Here are the three basic things you need to send Internet faxes:
Once you have all three, here's how you send a fax using Internet faxing:
You can receive a fax on your computer in much the same way:
- Your subscription Internet-fax service assigns you a toll-free or regular fax number.
- The sender dials that number and then sends the fax from a regular fax machine.
- The subscription service receives the fax, converts the data into an e-mail attachment and sends it to your e-mail address.
- To read the fax, you simply open the attachment.
Since e-mail is the only application required to send and receive Internet faxes, faxes also can be sent from a handheld device.
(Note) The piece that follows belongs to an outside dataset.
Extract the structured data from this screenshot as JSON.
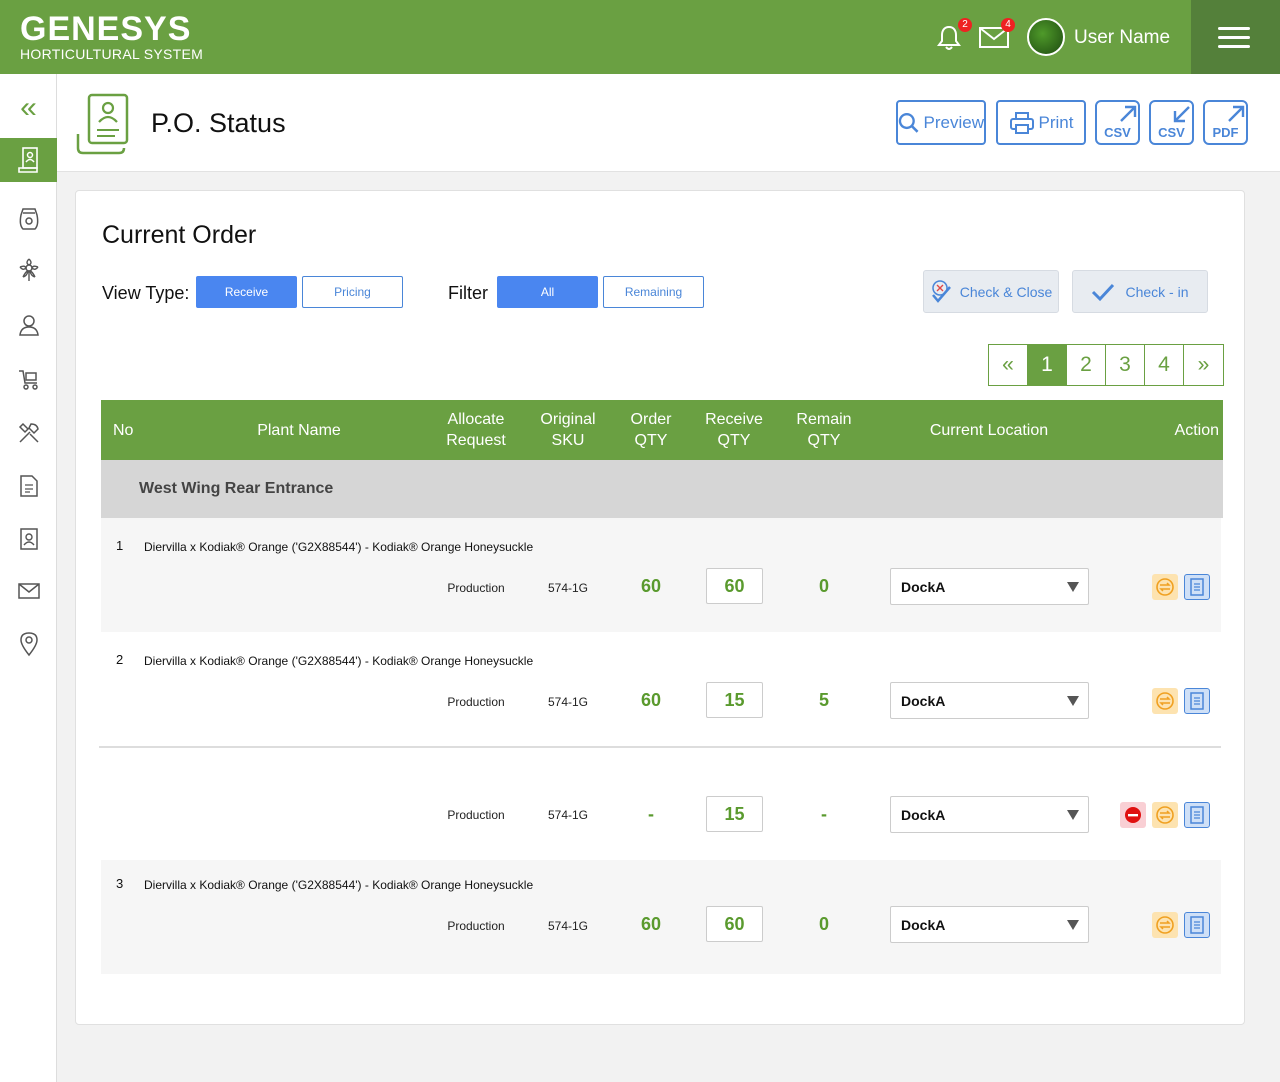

Keep reading to find out more about Internet faxing from a PDA.
Internet Faxing From a PDA
Internet faxing from a handheld device like a BlackBerry, Treo, PocketPC or Palm is also called mobile faxing. Just like with desktop Internet faxing, you'll need three things to be able to fax from these personal digital assistants, or PDAs:
- Internet connectivity
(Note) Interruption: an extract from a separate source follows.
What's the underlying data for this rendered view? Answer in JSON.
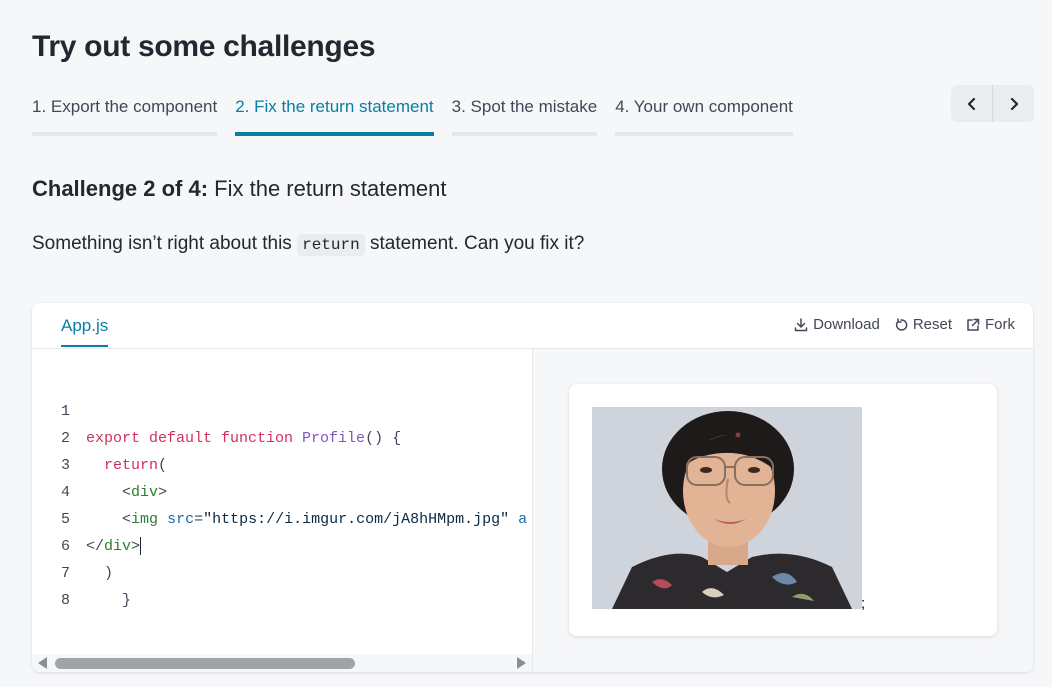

- Ability to send and receive e-mails
- A subscription Internet-faxing service
Handheld mobile devices use various methods and technologies to connect to the Internet:
- Some PDAs have traditional modems that plug into a phone line or a cell phone for dial-up Internet connectivity.
- Most PDAs have the ability to "sync" with a computer through a cradle or direct connection to the PC. If the PC is connected to the Internet, so is the connected handheld device.
- Like higher-end cell phones and smartphones, PDAs can connect to the Internet through cellular carriers operating over wireless wide-area networks (WANs).
- And, much like a laptop computer, a PDA with a wireless card can connect to the Internet through wireless local area networks (LANs) or Wi-Fi "hotspots," like those in most airports.
Once you have Internet connectivity on your mobile device, you send and receive faxes the same way you would from a computer.
Advantages of Mobile Fax
The most important advantage of mobile fax is that you can send and receive faxes from anywhere, any time with an Internet-enabled handheld device. For the sales representative or other worker who's rarely in the office, mobile faxing is yet another useful communications tool.
Mobile fax also gives you the ability to print documents from your handheld to any nearby fax machine. There's no need to buy a fancy mobile printer or worry about having the right drivers installed to use the printer at the hotel.
Printing to a fax machine is exactly the same as sending a mobile fax.
- Simply attach the document you want to print to an e-mail, and send it to the fax number of the closest fax machine.
- Your subscription Internet-faxing service will convert the document to a fax.
- Seconds later, the fax machine will print out your document.
Now that you know how to fax from a desktop, laptop or PDA, let's look at some reasons people use this feature instead of the traditional fax machine.
Internet Faxing Features and Benefits
If your fax machine is connected to a conventional phone line, each fax you send is charged as a phone call. So, when you send a fax to a destination outside your local calling area, you pay long-distance charges. Internet faxing bypasses the need for fax machines and phone lines entirely. You usually pay a one-time, start-up fee and then a flat monthly rate based on the maximum number of faxes you plan to send.
Because you have no need to buy, install and administer hardware or software, you save money both on equipment and information technology personnel. And, since faxes are sent and received through existing e-mail applications, employees don't need extra training.
Security can be a concern with conventional faxes, because paper faxes often sit in the machine until someone -- not necessarily the intended receiver -- picks them up. That can't happen with Internet faxes because they go directly to the recipient's e-mail account.
Perhaps the most basic and most useful advantage of Internet faxing is never having to deal with conventional fax machines. You don't have to change toner cartridges or worry about busy signals. And, you don't have to worry about a fax getting lost in a pile of papers.
Other Internet Faxing Features
Most Internet faxing services also come with a Web site or Web interface to access special features like:
For more information about Internet faxing and related topics, check out the links on the next page.